— Exercise requirements —
For the data that follows, report how many lines include the string "save", and write the number alone.

(Data about app and page elements)
● ● ● ● ● ● ●

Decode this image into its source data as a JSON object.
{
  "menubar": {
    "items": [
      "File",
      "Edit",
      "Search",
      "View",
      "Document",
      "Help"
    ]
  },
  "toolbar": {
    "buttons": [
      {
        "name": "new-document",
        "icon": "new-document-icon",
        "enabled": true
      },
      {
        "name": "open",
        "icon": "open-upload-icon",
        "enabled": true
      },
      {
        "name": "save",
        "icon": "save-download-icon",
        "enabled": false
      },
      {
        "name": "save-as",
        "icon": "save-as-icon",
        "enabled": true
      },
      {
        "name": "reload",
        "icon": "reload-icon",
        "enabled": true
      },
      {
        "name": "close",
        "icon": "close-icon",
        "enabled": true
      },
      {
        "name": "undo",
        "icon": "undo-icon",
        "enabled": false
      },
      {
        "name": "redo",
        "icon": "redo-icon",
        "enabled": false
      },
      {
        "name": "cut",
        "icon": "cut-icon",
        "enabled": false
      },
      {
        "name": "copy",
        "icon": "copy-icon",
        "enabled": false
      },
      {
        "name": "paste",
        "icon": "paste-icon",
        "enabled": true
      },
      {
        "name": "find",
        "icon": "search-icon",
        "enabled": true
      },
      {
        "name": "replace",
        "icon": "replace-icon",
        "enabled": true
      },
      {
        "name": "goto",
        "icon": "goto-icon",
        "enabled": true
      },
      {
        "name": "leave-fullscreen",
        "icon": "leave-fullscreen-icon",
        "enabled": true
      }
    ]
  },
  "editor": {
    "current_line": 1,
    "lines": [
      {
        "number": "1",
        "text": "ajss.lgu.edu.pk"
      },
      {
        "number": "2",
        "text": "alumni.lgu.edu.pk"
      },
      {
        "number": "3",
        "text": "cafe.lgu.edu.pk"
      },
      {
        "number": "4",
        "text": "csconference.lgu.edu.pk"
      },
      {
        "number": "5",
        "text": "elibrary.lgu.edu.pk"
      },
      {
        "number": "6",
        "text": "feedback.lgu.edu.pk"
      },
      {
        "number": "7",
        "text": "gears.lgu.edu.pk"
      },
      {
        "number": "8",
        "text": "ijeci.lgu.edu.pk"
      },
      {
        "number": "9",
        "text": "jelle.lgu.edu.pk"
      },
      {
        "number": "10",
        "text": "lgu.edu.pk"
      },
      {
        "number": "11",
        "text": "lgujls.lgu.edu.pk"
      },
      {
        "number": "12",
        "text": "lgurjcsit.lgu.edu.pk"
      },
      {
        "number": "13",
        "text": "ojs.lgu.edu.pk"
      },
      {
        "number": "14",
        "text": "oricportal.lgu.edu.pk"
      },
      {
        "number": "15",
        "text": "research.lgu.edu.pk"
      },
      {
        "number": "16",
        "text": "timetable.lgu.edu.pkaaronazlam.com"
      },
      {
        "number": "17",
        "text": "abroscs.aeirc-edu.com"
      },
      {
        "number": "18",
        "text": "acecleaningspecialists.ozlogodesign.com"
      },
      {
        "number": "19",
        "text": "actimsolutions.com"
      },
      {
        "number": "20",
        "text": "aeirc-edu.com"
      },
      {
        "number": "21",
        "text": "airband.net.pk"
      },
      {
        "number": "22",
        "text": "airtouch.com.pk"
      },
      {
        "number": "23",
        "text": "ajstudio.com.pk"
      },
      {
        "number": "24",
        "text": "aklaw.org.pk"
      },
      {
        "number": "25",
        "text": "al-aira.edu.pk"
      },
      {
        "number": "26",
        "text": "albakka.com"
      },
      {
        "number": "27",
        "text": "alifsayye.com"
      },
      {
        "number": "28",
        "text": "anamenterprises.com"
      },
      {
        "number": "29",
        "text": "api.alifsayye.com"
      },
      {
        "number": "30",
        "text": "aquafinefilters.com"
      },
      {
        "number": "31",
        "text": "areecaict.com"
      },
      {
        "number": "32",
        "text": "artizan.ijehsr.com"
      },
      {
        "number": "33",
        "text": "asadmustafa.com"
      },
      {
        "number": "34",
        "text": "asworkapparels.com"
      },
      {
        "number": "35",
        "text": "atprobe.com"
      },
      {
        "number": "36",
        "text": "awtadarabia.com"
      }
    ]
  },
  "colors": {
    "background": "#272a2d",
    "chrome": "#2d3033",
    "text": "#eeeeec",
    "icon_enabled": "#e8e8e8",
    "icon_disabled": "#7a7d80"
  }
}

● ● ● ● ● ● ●

— Your solution —
4